Rule 5: What You Measure Most May Matter Least
What if you already make measurements? Let’s say you collect data and have some system – even an empirical, statistics-based quantitative method – to make measurements. Your effectiveness may be severely hampered by measuring things that, at the end of the day, don’t really matter.
By “don’t really matter,” we mean that the value of these measurements – the insight they give you – is low because the variable isn’t very important or isn’t worth the time and effort it took to measure it.
What we’ve found is a bit unsettling to data scientists: some of the things organizations currently measure are largely irrelevant or outright useless – and can even be misleading. This principle represents a phenomenon called “measurement inversion” (Figure 2):
Figure 2: Measurement Inversion – Hubbard Decision Research
Unfortunately, it’s a very common phenomenon. The Marine Corps fell victim to it with their fuel forecasts. They thought one of the main predictors of fuel use for combat vehicles like tanks and Light Armored Vehicles (LAV) was the chance that they would make contact with the enemy. This makes sense; tanks burn more fuel in combat because they move around a lot more, and their gas mileage is terrible. In reality, though, that variable didn’t move the needle that much.
In fact, the more valuable predictive factor was whether or not the combat vehicle had been in a specific area before. It turns out that vehicle commanders, when maneuvering in an uncertain area (i.e. landmarks, routes, and conditions in that area they had never encountered before), tend to keep their engines running for a variety of reasons. That burns fuel.
(We also discovered that combat vehicle fuel consumption wasn’t as much of a factor as convoy vehicles, like fuel trucks, because there were less than 60 tanks in the unit we analyzed. There were over 2,300 non-combat vehicles.)
Rule 6: What You Measure Least May Matter Most
Much of the value we’ve generated for our clients has come through measuring variables that the client thought were either irrelevant or too difficult to measure. But often, these variables provide far more value than anyone thought!
Fortunately, you can learn how to measure what matters the most. The chart below demonstrates some of the experiences we’ve had with combating this phenomenon with our clients (Figure 3):
Figure 3: Real Examples of Measurement Inversion – Hubbard Decision Research
This isn’t to say that the variables you’re measuring now are “bad.” What we’re saying is that uncertainty about how “good” or “bad” a variable is (i.e. how much value they have for the predictive power of the model) is one of the biggest sources of error in a model. In other words, if you don’t know how valuable a variable is, you may be making a measurement you shouldn’t – or may be missing out on making a measurement you should.
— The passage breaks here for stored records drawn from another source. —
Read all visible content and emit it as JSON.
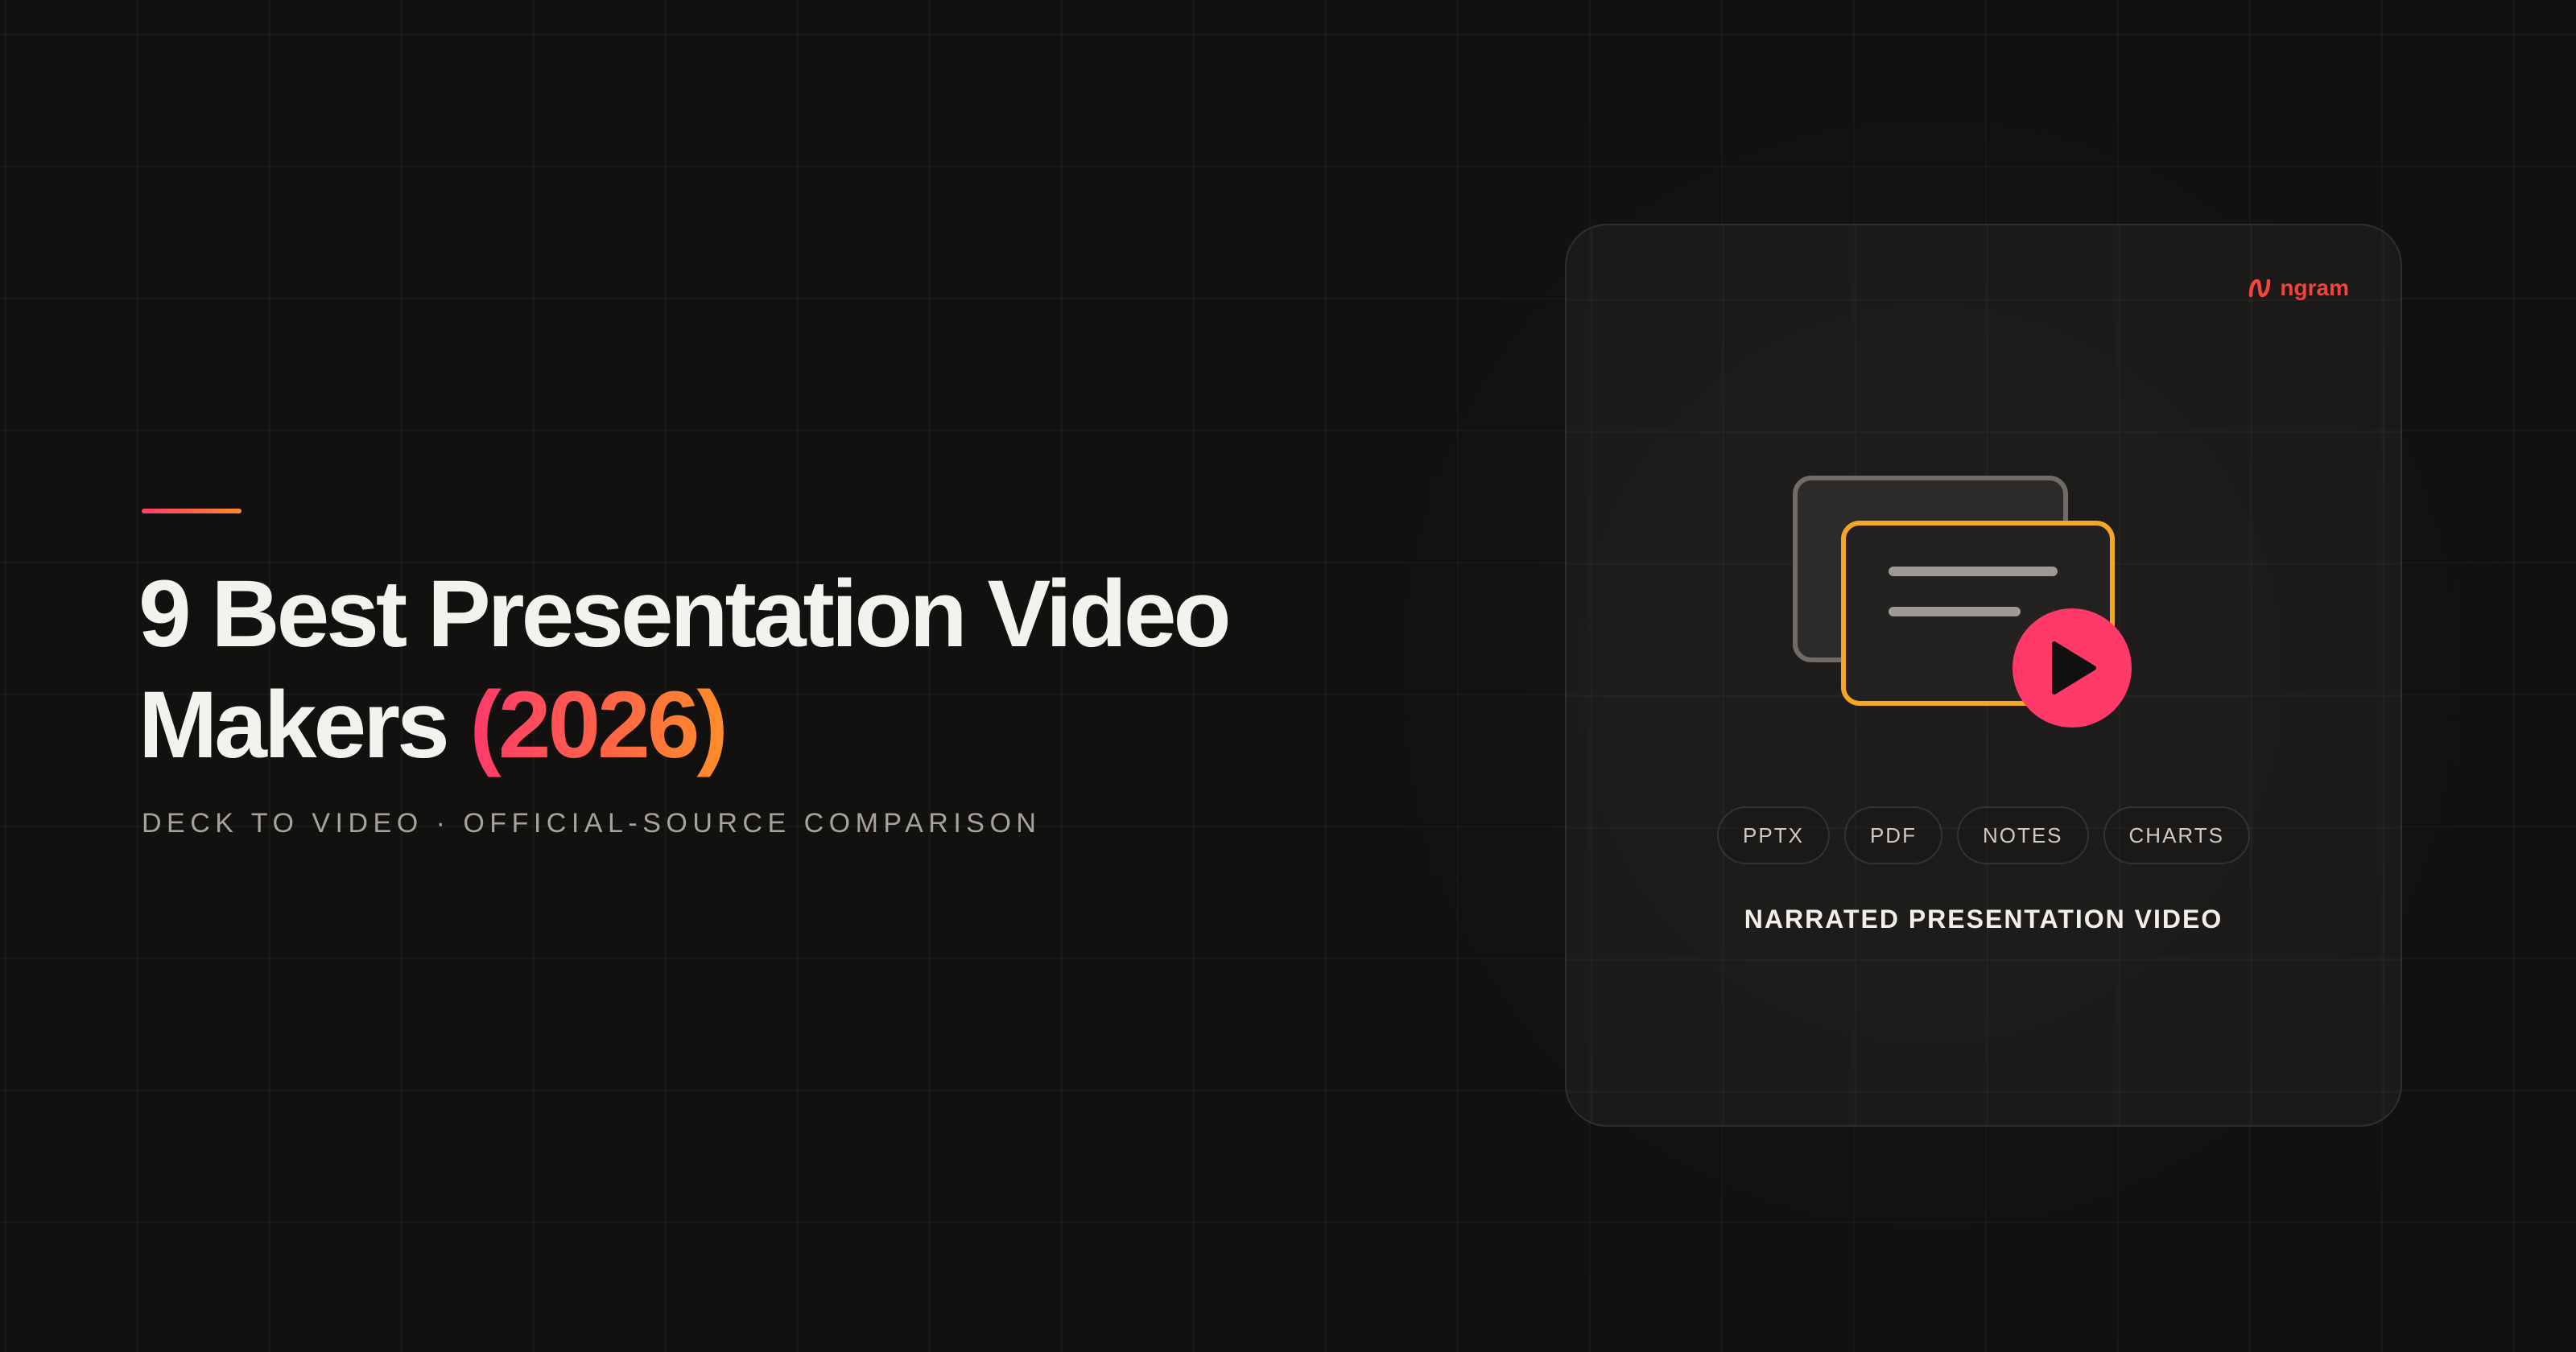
{
  "headline": {
    "line1": "9 Best Presentation Video",
    "line2_main": "Makers",
    "line2_year": "(2026)"
  },
  "subtitle": "DECK TO VIDEO · OFFICIAL-SOURCE COMPARISON",
  "card": {
    "brand": "ngram",
    "chips": [
      "PPTX",
      "PDF",
      "NOTES",
      "CHARTS"
    ],
    "caption": "NARRATED PRESENTATION VIDEO"
  },
  "colors": {
    "background": "#12110f",
    "accent_pink": "#ff3a6c",
    "accent_orange": "#ff8d28",
    "play_button": "#ff3a68",
    "front_slide_border": "#f5a623",
    "brand": "#f0443c"
  },
  "icons": [
    "ngram-logo-icon",
    "back-slide-icon",
    "front-slide-icon",
    "play-icon"
  ]
}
Rule 7: You Don’t Have to Beat the Bear
When making measurements, the best thing to remember is this: If you and your friends are camping, and suddenly a bear attacks and starts chasing you, you don’t have to outrun the bear – you only have to outrun the slowest person.
In other words, the quantitative method you use to make measurements and decisions only has to beat the alternative. Any empirical method you incorporate into your process can improve it if it provides more practical and accurate insight than what you were doing before.
The bottom line is simple: Measurement is a process, not an outcome. It doesn’t have to be perfect, just better than what you use now. Perfection, after all, is the perfect enemy of progress.
Incorporate these seven principles into your decision-making process and you’re already on your way to better outcomes.